Rock classification based on resistivity patterns in electrical borehole wall images
Electrical borehole wall images represent grey-level-coded micro-resistivity measurements at the borehole wall. Different scientific methods have been implemented to transform image data into quantitative log curves. We introduce a pattern recognition technique applying texture analysis, which uses second-order statistics based on studying the occurrence of pixel pairs. We calculate so-called Haralick texture features such as contrast, energy, entropy and homogeneity. The supervised classification method is used for assigning characteristic texture features to different rock classes and assessing the discriminative power of these image features. We use classifiers obtained from training intervals to characterize the entire image data set recovered in ODP hole 1203A. This yields a synthetic lithology profile based on computed texture data. We show that Haralick features accurately classify 89.9% of the training intervals. We obtained misclassification for vesicular basaltic rocks. Hence, further image analysis tools are used to improve the classification reliability. We decompose the 2D image signal by the application of wavelet transformation in order to enhance image objects horizontally, diagonally and vertically. The resulting filtered images are used for further texture analysis.
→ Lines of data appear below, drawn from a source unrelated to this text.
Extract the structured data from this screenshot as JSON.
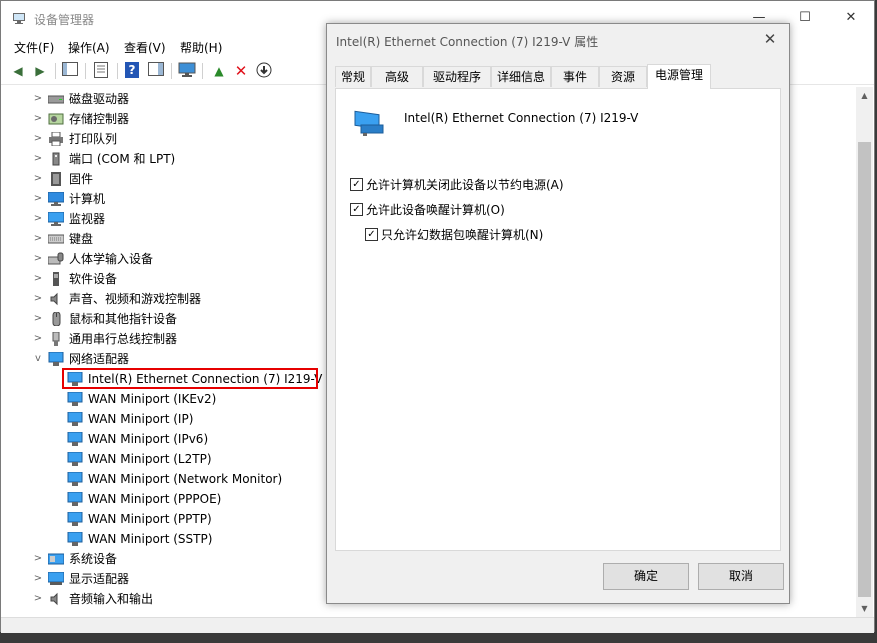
{
  "window": {
    "title": "设备管理器",
    "minimize": "—",
    "maximize": "☐",
    "close": "✕"
  },
  "menu": [
    "文件(F)",
    "操作(A)",
    "查看(V)",
    "帮助(H)"
  ],
  "tree": {
    "categories_top": [
      {
        "label": "磁盘驱动器",
        "icon": "disk-drive-icon"
      },
      {
        "label": "存储控制器",
        "icon": "storage-controller-icon"
      },
      {
        "label": "打印队列",
        "icon": "printer-icon"
      },
      {
        "label": "端口 (COM 和 LPT)",
        "icon": "port-icon"
      },
      {
        "label": "固件",
        "icon": "firmware-icon"
      },
      {
        "label": "计算机",
        "icon": "computer-icon"
      },
      {
        "label": "监视器",
        "icon": "monitor-icon"
      },
      {
        "label": "键盘",
        "icon": "keyboard-icon"
      },
      {
        "label": "人体学输入设备",
        "icon": "hid-icon"
      },
      {
        "label": "软件设备",
        "icon": "software-device-icon"
      },
      {
        "label": "声音、视频和游戏控制器",
        "icon": "sound-icon"
      },
      {
        "label": "鼠标和其他指针设备",
        "icon": "mouse-icon"
      },
      {
        "label": "通用串行总线控制器",
        "icon": "usb-icon"
      },
      {
        "label": "网络适配器",
        "icon": "network-adapter-icon",
        "expanded": true
      }
    ],
    "network_children": [
      "Intel(R) Ethernet Connection (7) I219-V",
      "WAN Miniport (IKEv2)",
      "WAN Miniport (IP)",
      "WAN Miniport (IPv6)",
      "WAN Miniport (L2TP)",
      "WAN Miniport (Network Monitor)",
      "WAN Miniport (PPPOE)",
      "WAN Miniport (PPTP)",
      "WAN Miniport (SSTP)"
    ],
    "categories_bottom": [
      {
        "label": "系统设备",
        "icon": "system-device-icon"
      },
      {
        "label": "显示适配器",
        "icon": "display-adapter-icon"
      },
      {
        "label": "音频输入和输出",
        "icon": "audio-io-icon"
      }
    ]
  },
  "dialog": {
    "title": "Intel(R) Ethernet Connection (7) I219-V 属性",
    "close": "✕",
    "tabs": [
      "常规",
      "高级",
      "驱动程序",
      "详细信息",
      "事件",
      "资源",
      "电源管理"
    ],
    "active_tab": "电源管理",
    "device_name": "Intel(R) Ethernet Connection (7) I219-V",
    "options": [
      {
        "label": "允许计算机关闭此设备以节约电源(A)",
        "checked": true
      },
      {
        "label": "允许此设备唤醒计算机(O)",
        "checked": true
      },
      {
        "label": "只允许幻数据包唤醒计算机(N)",
        "checked": true
      }
    ],
    "ok": "确定",
    "cancel": "取消"
  },
  "colors": {
    "highlight_border": "#e60000",
    "dialog_bg": "#f0f0f0"
  }
}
This combined classification based on Haralick features and wavelet transformation improved our classification up to a level of 98%. The application of wavelet transformation increases the consistency between standard logging profiles and texture-derived lithology. Texture analysis of borehole wall images offers the potential to facilitate objective analysis of multiple boreholes with the same lithology.